Change is the only constant” is often cited as the mindset shift leaders need to adopt with today’s rapid business cycles, burgeoning technological advancements and geometric power of social networks. Heraclitus’ quote is rooted in his theory that life is in flux and therefore constantly changing as a normal course. Contemporarily, for organizations this reality means adapting or risking competitive relevance, and for individuals the forces of change mean learning and adapting or being left behind in the workforce.
Given the enormity of these pressures on organizations, educational institutions and even government agencies to keep up, I was recently drawing inspiration from our family dogs, present and past. We are dog lovers — always have been — and I suspect we will always share our home with at least one or two canines by our side. Over the years, I have marveled at our dogs’ ability to adapt, internalize and live with significant change.
These adaptive traits are borne out of the history of canines, who diverged from their wolf origins genetically and behaviorally 15,000 to 20,000 years ago and began to be domesticated in Europe and Asia. This domestication process had practical roots in that dogs’ sense of smell helped with hunting for food, their thick coats provided warmth for nomadic hunter-gatherers who resided in camps (hence the expression “a three-dog night”) and they provided safety for humans among other animals.
This history and close relationship have made dogs “man’s best friend,” given that dogs are the one species that have most successfully evolved with humans. However, this close connection also provides insights into some differences between canines and the humans they cohabitate with, especially when comparing their respective responses to change. Let’s look at this phenomenon across three categories of change:

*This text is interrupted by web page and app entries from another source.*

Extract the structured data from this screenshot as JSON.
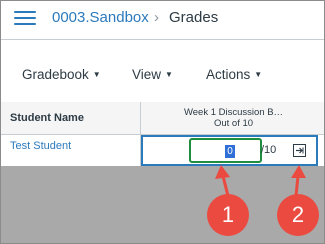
{
  "header": {
    "course": "0003.Sandbox",
    "separator": "›",
    "page": "Grades"
  },
  "toolbar": {
    "gradebook": "Gradebook",
    "view": "View",
    "actions": "Actions",
    "caret": "▼"
  },
  "grid": {
    "student_header": "Student Name",
    "assignment_title": "Week 1 Discussion B…",
    "assignment_points": "Out of 10",
    "student_name": "Test Student",
    "grade_value": "0",
    "out_of": "/10"
  },
  "annotations": {
    "marker_1": "1",
    "marker_2": "2"
  },
  "colors": {
    "link": "#2b7abc",
    "focus": "#1e8e3e",
    "marker": "#ea4a3f"
  }
}
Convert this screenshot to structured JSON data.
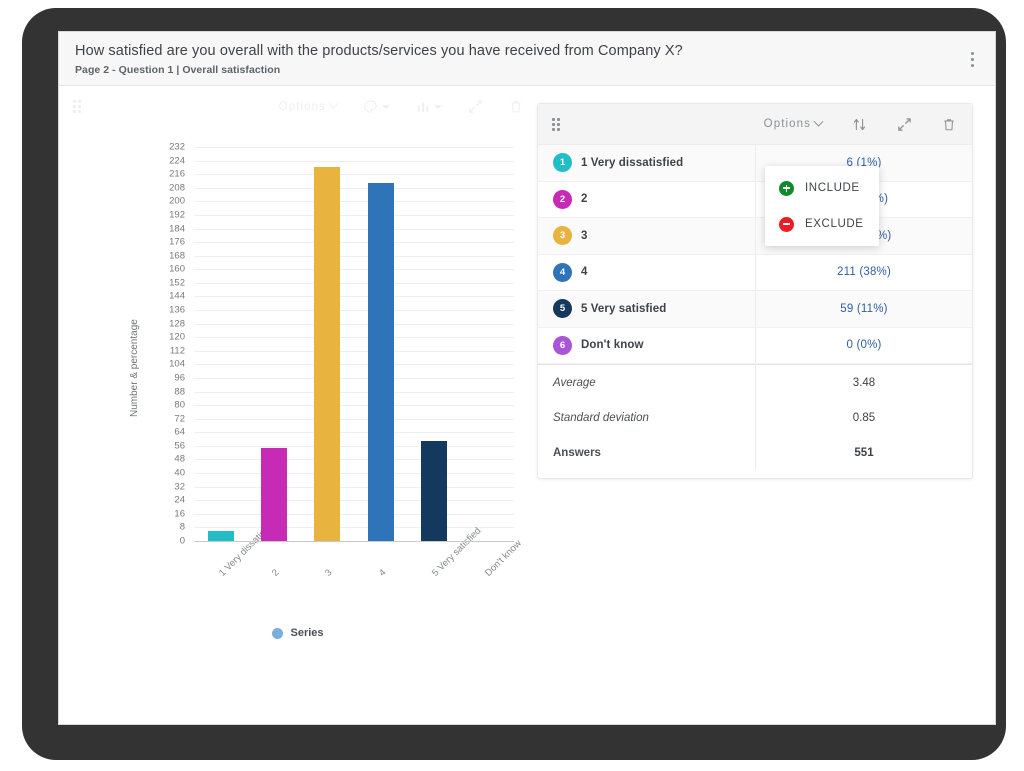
{
  "header": {
    "title": "How satisfied are you overall with the products/services you have received from Company X?",
    "subtitle": "Page 2 - Question 1 | Overall satisfaction",
    "menu_icon": "more-vertical-icon"
  },
  "chart_toolbar": {
    "drag_handle": "drag-handle-icon",
    "options_label": "Options",
    "palette_icon": "palette-icon",
    "chart_type_icon": "bar-chart-icon",
    "expand_icon": "expand-icon",
    "delete_icon": "trash-icon"
  },
  "table_toolbar": {
    "drag_handle": "drag-handle-icon",
    "options_label": "Options",
    "sort_icon": "sort-icon",
    "expand_icon": "expand-icon",
    "delete_icon": "trash-icon"
  },
  "context_menu": {
    "items": [
      {
        "label": "INCLUDE",
        "icon": "include-plus-icon",
        "color": "#0f8a2e"
      },
      {
        "label": "EXCLUDE",
        "icon": "exclude-minus-icon",
        "color": "#ec1c24"
      }
    ]
  },
  "table": {
    "rows": [
      {
        "num": "1",
        "label": "1 Very dissatisfied",
        "value": "6 (1%)",
        "color": "#22bec8"
      },
      {
        "num": "2",
        "label": "2",
        "value": "55 (10%)",
        "color": "#c72ab5"
      },
      {
        "num": "3",
        "label": "3",
        "value": "220 (40%)",
        "color": "#e8b33f"
      },
      {
        "num": "4",
        "label": "4",
        "value": "211 (38%)",
        "color": "#2f73b8"
      },
      {
        "num": "5",
        "label": "5 Very satisfied",
        "value": "59 (11%)",
        "color": "#15385e"
      },
      {
        "num": "6",
        "label": "Don't know",
        "value": "0 (0%)",
        "color": "#a855d6"
      }
    ],
    "stats": [
      {
        "label": "Average",
        "value": "3.48"
      },
      {
        "label": "Standard deviation",
        "value": "0.85"
      },
      {
        "label": "Answers",
        "value": "551"
      }
    ]
  },
  "chart_data": {
    "type": "bar",
    "title": "",
    "xlabel": "",
    "ylabel": "Number & percentage",
    "categories": [
      "1 Very dissatisfied",
      "2",
      "3",
      "4",
      "5 Very satisfied",
      "Don't know"
    ],
    "values": [
      6,
      55,
      220,
      211,
      59,
      0
    ],
    "colors": [
      "#22bec8",
      "#c72ab5",
      "#e8b33f",
      "#2f73b8",
      "#15385e",
      "#a855d6"
    ],
    "ylim": [
      0,
      232
    ],
    "ytick_step": 8,
    "yticks": [
      232,
      224,
      216,
      208,
      200,
      192,
      184,
      176,
      168,
      160,
      152,
      144,
      136,
      128,
      120,
      112,
      104,
      96,
      88,
      80,
      72,
      64,
      56,
      48,
      40,
      32,
      24,
      16,
      8,
      0
    ],
    "grid": true,
    "legend": {
      "position": "bottom",
      "entries": [
        "Series"
      ],
      "swatch_color": "#7aaedd"
    }
  }
}
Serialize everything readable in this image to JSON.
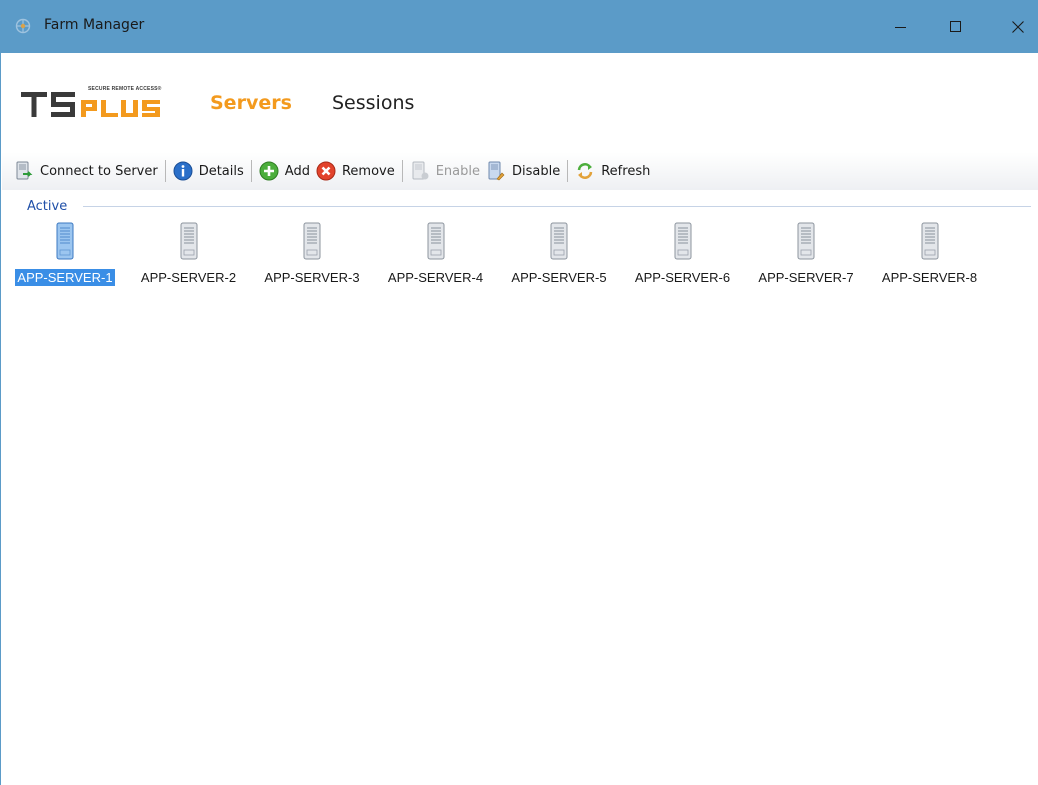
{
  "window": {
    "title": "Farm Manager",
    "controls": {
      "minimize": "minimize-icon",
      "maximize": "maximize-icon",
      "close": "close-icon"
    }
  },
  "header": {
    "logo_text": "TSPLUS",
    "logo_tagline": "SECURE REMOTE ACCESS®",
    "nav": {
      "servers": "Servers",
      "sessions": "Sessions"
    },
    "active_nav": "Servers"
  },
  "toolbar": {
    "connect": "Connect to Server",
    "details": "Details",
    "add": "Add",
    "remove": "Remove",
    "enable": "Enable",
    "disable": "Disable",
    "refresh": "Refresh"
  },
  "group": {
    "label": "Active"
  },
  "servers": [
    {
      "name": "APP-SERVER-1",
      "selected": true
    },
    {
      "name": "APP-SERVER-2",
      "selected": false
    },
    {
      "name": "APP-SERVER-3",
      "selected": false
    },
    {
      "name": "APP-SERVER-4",
      "selected": false
    },
    {
      "name": "APP-SERVER-5",
      "selected": false
    },
    {
      "name": "APP-SERVER-6",
      "selected": false
    },
    {
      "name": "APP-SERVER-7",
      "selected": false
    },
    {
      "name": "APP-SERVER-8",
      "selected": false
    }
  ],
  "colors": {
    "titlebar": "#5b9bc8",
    "accent_orange": "#f39a1e",
    "selection": "#3a8ee6",
    "group_label": "#1f4fa8"
  }
}
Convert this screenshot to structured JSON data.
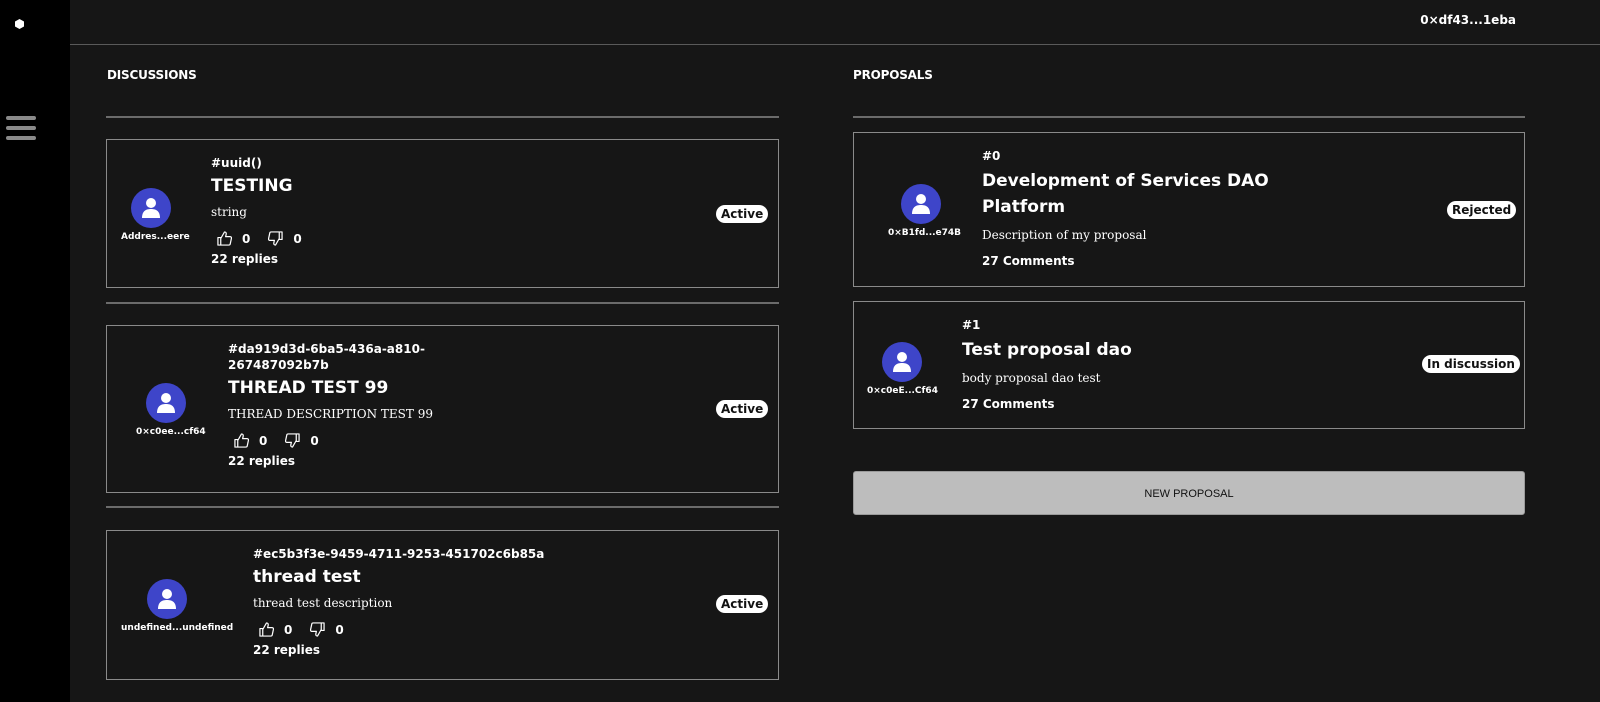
{
  "header": {
    "wallet_address": "0×df43...1eba"
  },
  "sidebar": {
    "logo_icon": "hexagon-logo-icon",
    "menu_icon": "hamburger-menu-icon"
  },
  "discussions": {
    "title": "DISCUSSIONS",
    "items": [
      {
        "id": "#uuid()",
        "title": "TESTING",
        "description": "string",
        "author": "Addres...eere",
        "status": "Active",
        "upvotes": "0",
        "downvotes": "0",
        "replies": "22 replies"
      },
      {
        "id": "#da919d3d-6ba5-436a-a810-267487092b7b",
        "title": "THREAD TEST 99",
        "description": "THREAD DESCRIPTION TEST 99",
        "author": "0×c0ee...cf64",
        "status": "Active",
        "upvotes": "0",
        "downvotes": "0",
        "replies": "22 replies"
      },
      {
        "id": "#ec5b3f3e-9459-4711-9253-451702c6b85a",
        "title": "thread test",
        "description": "thread test description",
        "author": "undefined...undefined",
        "status": "Active",
        "upvotes": "0",
        "downvotes": "0",
        "replies": "22 replies"
      }
    ]
  },
  "proposals": {
    "title": "PROPOSALS",
    "items": [
      {
        "id": "#0",
        "title": "Development of Services DAO Platform",
        "description": "Description of my proposal",
        "author": "0×B1fd...e74B",
        "status": "Rejected",
        "comments": "27 Comments"
      },
      {
        "id": "#1",
        "title": "Test proposal dao",
        "description": "body proposal dao test",
        "author": "0×c0eE...Cf64",
        "status": "In discussion",
        "comments": "27 Comments"
      }
    ],
    "new_button_label": "NEW PROPOSAL"
  },
  "colors": {
    "avatar": "#3e45c9",
    "background": "#161616",
    "sidebar": "#000000",
    "button": "#bdbdbd"
  }
}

Structural: A few years ago we rescued a dog whose owner had passed away and integrated her into our home and our pack of two other males. This particular dog was a retired champion show dog with an alpha personality; however, it was evident that she was still confused and probably even grieving the loss of her owner. She assimilated into our home over the course of a month by first bonding with my wife and then having a few skirmishes with one of our two males who was equally dominant, all while ignoring me until she had established her ruling place in the pack. This has been the established order ever since.
Physical: Years ago, we had a dog who, at a young age, went blind very quickly, and we witnessed the incredible physical adaptability of the species. With eating and going outside being two established and important aspects of daily dog life, we worried that the new version of these routines would require intervention and be a difficult adjustment. So we marveled at how, with no formal training or direction from us, this dog figured out how to walk from room to room by hugging the walls to find his water bowl, navigate to the back door, and enthusiastically remind us that it was time for his dinner by showing up next to his bowl exuberantly tapping his paws.
Process: Our three current family dogs’ internal clocks run like a Swiss watch with respect to waking, eating their bi-daily meals and going to sleep, so each year we are amazed when daylight saving time arrives in the fall and spring and they adjust within a day or two. I, on the other hand, take about a week to get back into my daily routine and feeling like myself again.
With these three types of change, the constant pattern among our dogs has been their speedy assimilation, creative adaptability and ability to move forward without dwelling on the past. Given this resiliency, it makes me think we can learn a lot from dogs by embracing their adaptive traits and attitude in order to work through change, both as individuals and as part of teams in organizations.